[Start of section]

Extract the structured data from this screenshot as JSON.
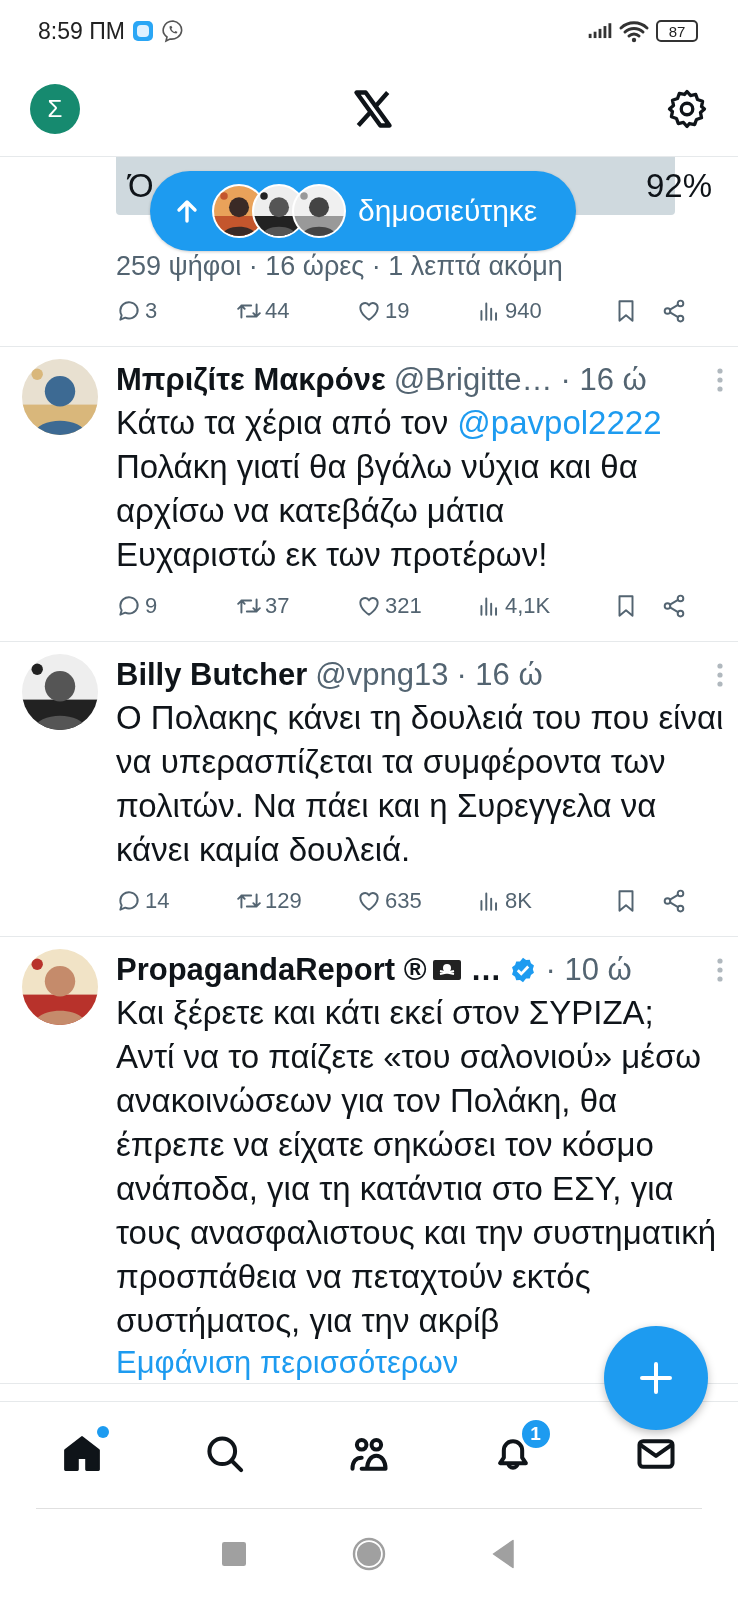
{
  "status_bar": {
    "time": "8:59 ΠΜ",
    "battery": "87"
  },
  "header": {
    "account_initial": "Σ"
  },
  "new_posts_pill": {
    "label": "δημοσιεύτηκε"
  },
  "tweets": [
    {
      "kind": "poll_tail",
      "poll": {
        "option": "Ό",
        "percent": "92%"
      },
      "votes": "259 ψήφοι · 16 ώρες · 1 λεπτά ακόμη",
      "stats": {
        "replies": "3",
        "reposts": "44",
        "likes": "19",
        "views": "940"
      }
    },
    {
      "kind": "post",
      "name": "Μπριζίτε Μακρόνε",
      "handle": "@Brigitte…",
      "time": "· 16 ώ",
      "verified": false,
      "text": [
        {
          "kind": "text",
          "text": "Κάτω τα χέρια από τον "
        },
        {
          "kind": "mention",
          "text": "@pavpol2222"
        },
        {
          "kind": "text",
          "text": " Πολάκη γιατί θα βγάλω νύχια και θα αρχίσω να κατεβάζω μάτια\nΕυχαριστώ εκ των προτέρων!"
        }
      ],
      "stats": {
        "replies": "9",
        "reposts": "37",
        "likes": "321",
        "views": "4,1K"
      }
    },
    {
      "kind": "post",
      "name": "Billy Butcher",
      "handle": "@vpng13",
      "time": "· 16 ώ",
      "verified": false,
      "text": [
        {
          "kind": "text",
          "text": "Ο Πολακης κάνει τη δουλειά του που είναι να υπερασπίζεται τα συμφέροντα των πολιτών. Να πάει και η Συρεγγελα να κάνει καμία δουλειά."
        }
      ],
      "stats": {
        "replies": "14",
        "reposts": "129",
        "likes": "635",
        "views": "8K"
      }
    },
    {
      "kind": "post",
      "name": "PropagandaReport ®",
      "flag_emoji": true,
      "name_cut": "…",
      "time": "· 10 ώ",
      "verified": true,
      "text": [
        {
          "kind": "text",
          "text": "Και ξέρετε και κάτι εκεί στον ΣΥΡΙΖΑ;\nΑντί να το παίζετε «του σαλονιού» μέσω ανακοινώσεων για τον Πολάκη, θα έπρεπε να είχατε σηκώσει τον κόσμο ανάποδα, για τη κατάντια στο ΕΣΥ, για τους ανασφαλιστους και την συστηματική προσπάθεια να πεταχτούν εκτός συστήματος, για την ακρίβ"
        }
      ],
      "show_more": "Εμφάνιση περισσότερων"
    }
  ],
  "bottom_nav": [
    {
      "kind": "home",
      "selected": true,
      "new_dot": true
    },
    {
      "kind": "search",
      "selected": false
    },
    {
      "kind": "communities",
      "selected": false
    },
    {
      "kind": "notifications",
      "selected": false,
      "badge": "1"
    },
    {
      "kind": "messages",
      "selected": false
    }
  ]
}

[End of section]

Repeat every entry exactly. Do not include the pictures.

Extract the structured data from this screenshot as JSON.
{
  "status_bar": {
    "time": "8:59 ΠΜ",
    "battery": "87"
  },
  "header": {
    "account_initial": "Σ"
  },
  "new_posts_pill": {
    "label": "δημοσιεύτηκε"
  },
  "tweets": [
    {
      "kind": "poll_tail",
      "poll": {
        "option": "Ό",
        "percent": "92%"
      },
      "votes": "259 ψήφοι · 16 ώρες · 1 λεπτά ακόμη",
      "stats": {
        "replies": "3",
        "reposts": "44",
        "likes": "19",
        "views": "940"
      }
    },
    {
      "kind": "post",
      "name": "Μπριζίτε Μακρόνε",
      "handle": "@Brigitte…",
      "time": "· 16 ώ",
      "verified": false,
      "text": [
        {
          "kind": "text",
          "text": "Κάτω τα χέρια από τον "
        },
        {
          "kind": "mention",
          "text": "@pavpol2222"
        },
        {
          "kind": "text",
          "text": " Πολάκη γιατί θα βγάλω νύχια και θα αρχίσω να κατεβάζω μάτια\nΕυχαριστώ εκ των προτέρων!"
        }
      ],
      "stats": {
        "replies": "9",
        "reposts": "37",
        "likes": "321",
        "views": "4,1K"
      }
    },
    {
      "kind": "post",
      "name": "Billy Butcher",
      "handle": "@vpng13",
      "time": "· 16 ώ",
      "verified": false,
      "text": [
        {
          "kind": "text",
          "text": "Ο Πολακης κάνει τη δουλειά του που είναι να υπερασπίζεται τα συμφέροντα των πολιτών. Να πάει και η Συρεγγελα να κάνει καμία δουλειά."
        }
      ],
      "stats": {
        "replies": "14",
        "reposts": "129",
        "likes": "635",
        "views": "8K"
      }
    },
    {
      "kind": "post",
      "name": "PropagandaReport ®",
      "flag_emoji": true,
      "name_cut": "…",
      "time": "· 10 ώ",
      "verified": true,
      "text": [
        {
          "kind": "text",
          "text": "Και ξέρετε και κάτι εκεί στον ΣΥΡΙΖΑ;\nΑντί να το παίζετε «του σαλονιού» μέσω ανακοινώσεων για τον Πολάκη, θα έπρεπε να είχατε σηκώσει τον κόσμο ανάποδα, για τη κατάντια στο ΕΣΥ, για τους ανασφαλιστους και την συστηματική προσπάθεια να πεταχτούν εκτός συστήματος, για την ακρίβ"
        }
      ],
      "show_more": "Εμφάνιση περισσότερων"
    }
  ],
  "bottom_nav": [
    {
      "kind": "home",
      "selected": true,
      "new_dot": true
    },
    {
      "kind": "search",
      "selected": false
    },
    {
      "kind": "communities",
      "selected": false
    },
    {
      "kind": "notifications",
      "selected": false,
      "badge": "1"
    },
    {
      "kind": "messages",
      "selected": false
    }
  ]
}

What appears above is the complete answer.